If vouchers are still available on the day of the event, they will be available for purchase at the Ticket Sales location at FanFest. Autograph seekers are encouraged to purchase vouchers in advance. There is a purchase limit of two autograph vouchers per person, per session time. Fans redeeming autograph vouchers must be four years of age or older and may only redeem one voucher per person, per session time.
The complimentary Kids Only area at FanFest will operate throughout the day in a free-flowing system. Players signing in this area will not be announced in advance. Youth ages 4-14 may go through this line as many times as they would like as players rotate through the station.
Season Plan Members can enter FanFest beginning at 10:00 a.m., and the first 250 in attendance will receive a voucher to participate in a complimentary autograph session beginning at 10:00 a.m.
Every fan must also purchase a ticket to enter FanFest.
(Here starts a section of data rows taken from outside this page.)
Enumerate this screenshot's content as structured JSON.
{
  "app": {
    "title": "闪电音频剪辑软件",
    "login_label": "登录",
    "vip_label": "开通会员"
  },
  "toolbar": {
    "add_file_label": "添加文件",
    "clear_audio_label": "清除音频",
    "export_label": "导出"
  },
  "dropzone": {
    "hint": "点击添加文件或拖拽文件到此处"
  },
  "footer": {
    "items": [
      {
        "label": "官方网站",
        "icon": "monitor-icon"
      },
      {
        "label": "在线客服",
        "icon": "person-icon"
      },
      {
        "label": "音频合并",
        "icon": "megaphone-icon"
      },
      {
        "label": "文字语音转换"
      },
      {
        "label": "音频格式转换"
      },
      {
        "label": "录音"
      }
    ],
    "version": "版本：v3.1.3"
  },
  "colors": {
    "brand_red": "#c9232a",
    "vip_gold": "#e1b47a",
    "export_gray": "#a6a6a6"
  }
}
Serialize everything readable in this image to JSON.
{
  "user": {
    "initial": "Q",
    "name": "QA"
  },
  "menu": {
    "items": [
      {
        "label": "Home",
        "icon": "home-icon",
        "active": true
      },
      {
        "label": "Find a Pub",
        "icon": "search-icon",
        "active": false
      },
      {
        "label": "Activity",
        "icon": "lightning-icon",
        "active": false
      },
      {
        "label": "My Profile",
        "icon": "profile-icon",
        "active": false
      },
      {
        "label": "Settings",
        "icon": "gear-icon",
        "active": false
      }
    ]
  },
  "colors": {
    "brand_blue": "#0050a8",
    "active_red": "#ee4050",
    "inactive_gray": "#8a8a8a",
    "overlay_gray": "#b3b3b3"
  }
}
Tickets are available online at www.orioles.com/fanfest, via phone at 1-888-848-BIRD, at the Oriole Park Box Office, and at the Official Team Store at the York Galleria in York, PA. Tickets are $12 for adults and $6 for children 14 and under and adults 60 and over. On the day of the event, FanFest tickets will be sold at the Convention Center and the Oriole Park Box Office. Season Plan Members have received complimentary tickets via email.
The Orioles have traded for Mark Trumbo, pending medicals, a move that involves sending catcher Steve Clevenger to the Mariners. Another player could be potentially headed to Baltimore, MLB.com has learned. The agreement has not been made official by either team.
The Orioles and Mariners were in serious trade talks on Tuesday, as multiple sources confirmed to MLB.com, that Baltimore was making a strong push to acquire outfielder/first baseman Mark Trumbo before Wednesday’s non-tender deadline. The deal reportedly would involve catcher Steve Clevenger, though nothing was official as both sides continued to negotiate Tuesday night.
Trumbo was on the O’s radar in 2012 and he would be a nice upgrade in Baltimore’s outfield alongside All-Star centerfielder Adam Jones. The acquisition could also change the O’s pursuit of first baseman/outfielder Chris Davis, considered one of the top free agents this winter.
While it’s been fairly clear in the days leading up to the deadline that the Mariners wish to move Trumbo —they nearly dealt him to the Rockies on Monday— some in the Orioles organization were still confident the outfielder would not be non-tendered. Trumbo is projected to make nearly $9 million in 2016.
Baltimore native Clevenger is not arbitration eligible and would make much less than that, a potential holdup that could cause both sides to re-evaluate the structure of a deal. Should it get done, it would make sense from the Orioles end as Clevenger —with Matt Wieters accepting a qualifying offer— was third on the team’s depth chart behind Caleb Joseph.
CBSports.com was the first to report the O’s interest in Trumbo, while the Tacoma News Tribune was the first to involve Clevenger.